ST. LOUIS POST DISPATCH, THURSDAY, JULY 28, 1938.
Husband Admits Killing Wife in Family Quarrel
Salvatore Patti Tells Police He Cut Her Throat in Lot at 11th and Howard Streets
Row Began Over Her Daughter
He Then Accused Woman of Associating With Other Men — He says she hit him with brick
Salvatore Patti, a railroad laborer, 1419 Blair avenue, confessed today he had killed his wife, Mrs. Lucille Patti, in a vacant lot at the southwest corner of Eleventh and Howard streets where her body was found shortly before last midnight.
Her throat had been cut, and she had been stabbed in several places. Patti said he killed her during a family quarrel with a curved bladed knife of a type usually used in trimming linoleum. He signed a statement at the Carr Street Police Station, relating the circumstances of the killing.
The quarrel began, Patti said, when Mrs. Patti accused him of causing her daughter by a previous marriage, Josephine Gahr, 21 years old, to leave their home last month. During the argument, Patti said, he accused his wife of associating with other men.
While the argument continued, Patti said, he and his wife walked to the home of Josephine Gahr at 2124 North Eleventh Street, but started to return to their own home when they found no one there.

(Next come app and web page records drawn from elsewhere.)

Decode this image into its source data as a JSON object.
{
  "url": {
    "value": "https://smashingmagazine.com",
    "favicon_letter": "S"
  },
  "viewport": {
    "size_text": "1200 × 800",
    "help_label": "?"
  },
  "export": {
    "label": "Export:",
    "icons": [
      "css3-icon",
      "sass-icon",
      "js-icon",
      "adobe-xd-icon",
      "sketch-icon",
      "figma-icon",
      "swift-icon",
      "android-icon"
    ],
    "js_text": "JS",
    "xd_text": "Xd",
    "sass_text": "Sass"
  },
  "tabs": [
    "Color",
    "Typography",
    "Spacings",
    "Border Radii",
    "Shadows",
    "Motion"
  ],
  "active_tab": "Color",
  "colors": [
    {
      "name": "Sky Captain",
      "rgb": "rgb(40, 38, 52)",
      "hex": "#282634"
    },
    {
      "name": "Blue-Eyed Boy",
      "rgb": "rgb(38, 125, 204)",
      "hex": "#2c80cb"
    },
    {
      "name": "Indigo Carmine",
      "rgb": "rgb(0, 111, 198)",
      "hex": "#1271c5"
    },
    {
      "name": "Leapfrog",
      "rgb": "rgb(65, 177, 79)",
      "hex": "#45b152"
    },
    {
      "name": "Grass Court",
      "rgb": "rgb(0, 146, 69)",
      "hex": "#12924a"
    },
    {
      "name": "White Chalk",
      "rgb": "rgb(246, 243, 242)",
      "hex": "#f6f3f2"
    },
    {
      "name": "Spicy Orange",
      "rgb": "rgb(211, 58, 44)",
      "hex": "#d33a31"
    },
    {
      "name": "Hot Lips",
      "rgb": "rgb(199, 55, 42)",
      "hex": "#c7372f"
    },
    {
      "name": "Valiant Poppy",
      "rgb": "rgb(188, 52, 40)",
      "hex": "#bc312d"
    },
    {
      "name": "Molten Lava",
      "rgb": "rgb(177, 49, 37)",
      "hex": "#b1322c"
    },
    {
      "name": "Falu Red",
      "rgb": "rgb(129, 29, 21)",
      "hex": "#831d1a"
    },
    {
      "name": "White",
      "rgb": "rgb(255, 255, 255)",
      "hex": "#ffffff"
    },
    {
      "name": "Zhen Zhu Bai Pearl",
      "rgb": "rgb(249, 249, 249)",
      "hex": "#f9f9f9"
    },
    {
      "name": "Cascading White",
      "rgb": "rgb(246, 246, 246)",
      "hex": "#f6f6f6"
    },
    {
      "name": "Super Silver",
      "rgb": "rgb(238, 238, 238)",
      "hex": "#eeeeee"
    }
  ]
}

Hit With Brick, He Says,
As they neared the vacant lot, Patti said, his wife struck him with a brick, and threatened to turn him over to the police.
“I pushed her and she fell down,” Patti statement continued, “I was half drunk and I used the knife to cut her, I had the knife in my pocket. I don’t know how many times I cut her.”
After returning to his home, Patti went out again, ostensibly to search for his wife. Her son-in-law, Nathan DiBello, and her 16 year old son, Joseph Gahr, who resides at DiBello’s home, 1321 North Fourteenth Street, were with him when Patti, passing the lot, called attention to his wife’s body.
Two Knives in Possession
Patti was arrested when police found two knives in his possession, an ordinary pocket knife and the linoleum knife. The linoleum knife was stained and after chemical tests a police department research officer reported the stain was caused by blood.
Miss Josephine Gahr told police she observed her mother and Patti quarreling as they walked by her home last night. Hoping they would not call at her home, she said, she turned out the lights and watched them through a screen door. Miss Gahr said she left her mother’s home last month because Patti had forced his attentions on her. Patti she said, had suggested that they marry, telling her “We can get rid of your mother easy enough.”
Neighbor Heard Quarrel
Patti at first told police he had been alone at his home from 7 o’clock last night until about 9:30 o’clock when he went to search for his wife, who had gone to visit her daughters. However, a neighbor told police he had heard the pair quarreling at their home until about 8:30 o’clock when they went out together.
Patti, 33 years old, told police he entered this country illegally in 1929, coming from Italy as a sailor. He and Mrs. Patti were married about five years ago after she had divorced her first husband. She was 38 years old.
The principal cause of death: “Stab wound of neck through larynx and jugular vein, suffered when stabbed with knife in the hands of one Salvatore Patti in lot 75 feet south of Howard Street, West of 11th Street, about 11:30 P.M., July 27, 1938. Homicide.” Died En route to City Hospital #1.
In one way this traumatic event was the culmination of a very unhappy time in the family; in another, the sadness never really ended. Lucy was my paternal grandfather’s sister and her first husband was my grandmother’s brother. Their move to St. Louis and subsequent divorce was very hard on everyone. The relationship with Salvatore Patti, an illegal immigrant from Italy, was most undoubtedly a very tumultuous one for Lucy and very difficult for her children. Supposedly, Patti was deported to Italy and was hanged there for another murder.
The story was written in one of the national magazines of the day; no one can remember which one, perhaps Life, perhaps True Confessions. I have never been able to find it, but I have heard from different family members that the magazines were hidden away, and finally thrown out.